'We are absolutely doing our best'
Sydney Microsoft chairman Bill Gates defended the company's handling of security patches Monday following widespread attacks on the Internet by suspected Russian organized crime gangs.
Last week's attacks used unpatched vulnerabilities in Internet Explorer to deploy a Trojan horse program on the victim's machine, which could capture the user's Internet banking passwords. The SANS Institute's Internet Storm Center reported the attacks were launched through a large number of websites, some of them "quite popular," which had been penetrated and modified to deliver malicious code.
Two of the Internet Explorer vulnerabilities exploited in the attacks were discovered in active use on June 6th, and have not yet been patched by Microsoft, according to an analysis by IT security company Symantec. [Symantec publishes SecurityFocus]. The attacks also used a controversial Internet Explorer feature that permits local HTML documents to create or overwrite files on a user's computer. Though not a bug in and of itself, security researchers warned as early as last August that the feature becomes a serious attack vector when used in conjunction with Internet Explorer holes.
Still, speaking at a press conference here Monday, Gates told journalists that Microsoft's patching process compares well with competitors'. "You know, the time - the average time - to fix on an operating system other than Windows is typically ninety to a hundred days," said Gates. "Today we have that down to less than forty-eight hours."
Asked by SecurityFocus about the Russian hacks of last week, Gates hinted that the attacks wouldn't have been possible if administrators had installed a security patch Microsoft made available for its IIS Web server product last April.
"The Russian exploit that just came this weekend, that's [MS04-11]," said Gates, referring to the April update. "Believe me, there's been no six month wide open thing that has been there. We pull through Windows update as soon as we see something as being visible and serious."
But the open Internet Explorer holes can be exploited with or without unpatched Web servers, counters security researcher "Http-equiv," who specializes in IE vulnerabilities. "This is... completely irrelevant to the attack and was merely a novel method to extend the reach in a somewhat anonymous fashion," he wrote in an email interview. "It could have just as easily been setup on a regular free hosting service provider with one of many methods to direct the victims there."
Even so, Http-equiv agrees with Gates' claim that Microsoft is getting better at churning out fixes. "I have three confirmations to this effect for three issues I have found over the years, where they were quickly, and silently, patched in record time," the researcher said.
Security researcher Drew Copley, of eEye Digital Security, says Microsoft still has some work to do in its patching process, but there's no reason the company can't achieve good turnaround times "if they got their act together".
"The only reason they can not is because their system is not set up that way," says Copley. "It moves slowly, like a behemoth. They need to change their whole way of fixing security issues," he added.
Despite the claimed 48-hour production capability, the software giant would not commit to a guaranteed patch turnaround time. Gates would only say he is looking to speed up the process. "We can't say that... we'll have it fixed in an exact period of time," he said. "We will guarantee that the average time to fix will continue to come down."

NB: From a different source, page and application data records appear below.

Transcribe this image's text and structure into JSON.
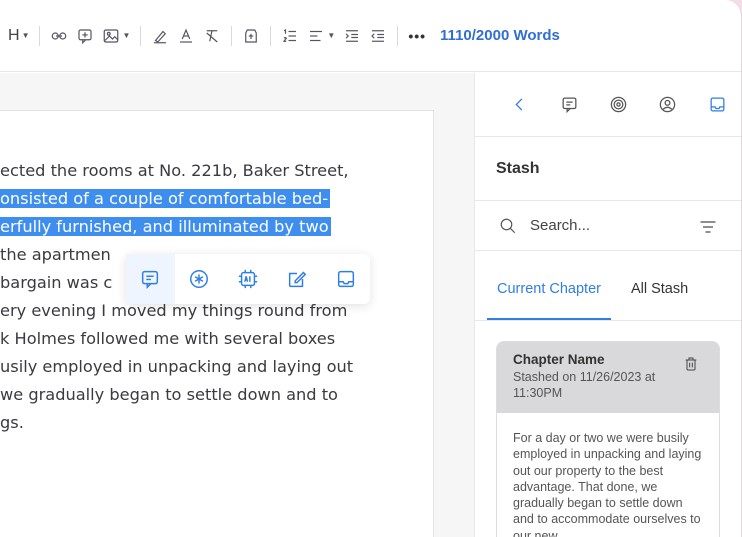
{
  "toolbar": {
    "heading": "H",
    "more": "•••",
    "word_count": "1110/2000 Words",
    "icons": [
      "heading-icon",
      "link-icon",
      "comment-add-icon",
      "image-icon",
      "highlighter-icon",
      "text-color-icon",
      "clear-format-icon",
      "template-icon",
      "numbered-list-icon",
      "align-icon",
      "indent-icon",
      "outdent-icon"
    ]
  },
  "document": {
    "lines": [
      {
        "text": "ected the rooms at No. 221b, Baker Street,",
        "highlight": false
      },
      {
        "text": "onsisted of a couple of comfortable bed-",
        "highlight": true
      },
      {
        "text": "erfully furnished, and illuminated by two",
        "highlight": true
      },
      {
        "text": " the apartmen",
        "highlight": false
      },
      {
        "text": " bargain was c",
        "highlight": false
      },
      {
        "text": "ery evening I moved my things round from",
        "highlight": false
      },
      {
        "text": "k Holmes followed me with several boxes",
        "highlight": false
      },
      {
        "text": "usily employed in unpacking and laying out",
        "highlight": false
      },
      {
        "text": " we gradually began to settle down and to",
        "highlight": false
      },
      {
        "text": "gs.",
        "highlight": false
      }
    ]
  },
  "floating_toolbar": {
    "icons": [
      "comment-icon",
      "asterisk-icon",
      "ai-chip-icon",
      "edit-icon",
      "stash-icon"
    ]
  },
  "sidebar": {
    "title": "Stash",
    "search_placeholder": "Search...",
    "tabs": [
      {
        "label": "Current Chapter",
        "active": true
      },
      {
        "label": "All Stash",
        "active": false
      }
    ],
    "card": {
      "name": "Chapter Name",
      "meta": "Stashed on 11/26/2023 at 11:30PM",
      "body": "For a day or two we were busily employed in unpacking and laying out our property to the best advantage. That done, we gradually began to settle down and to accommodate ourselves to our new"
    }
  },
  "colors": {
    "accent": "#2f7ee6",
    "highlight": "#3e8ef0",
    "card_header": "#d9d9db"
  }
}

Gates lauded Microsoft's recent handling of its security patching processes. "We have several hundred people who are on 24-hour availability to do this work. It is a phenomenal thing," he said. "If you track how we have improved over this last twenty four months, you'll see that we are absolutely doing our best."
Convincing its customers to turn on automatic security updates is one thing Microsoft has to do to make an impact on its users' security, he added.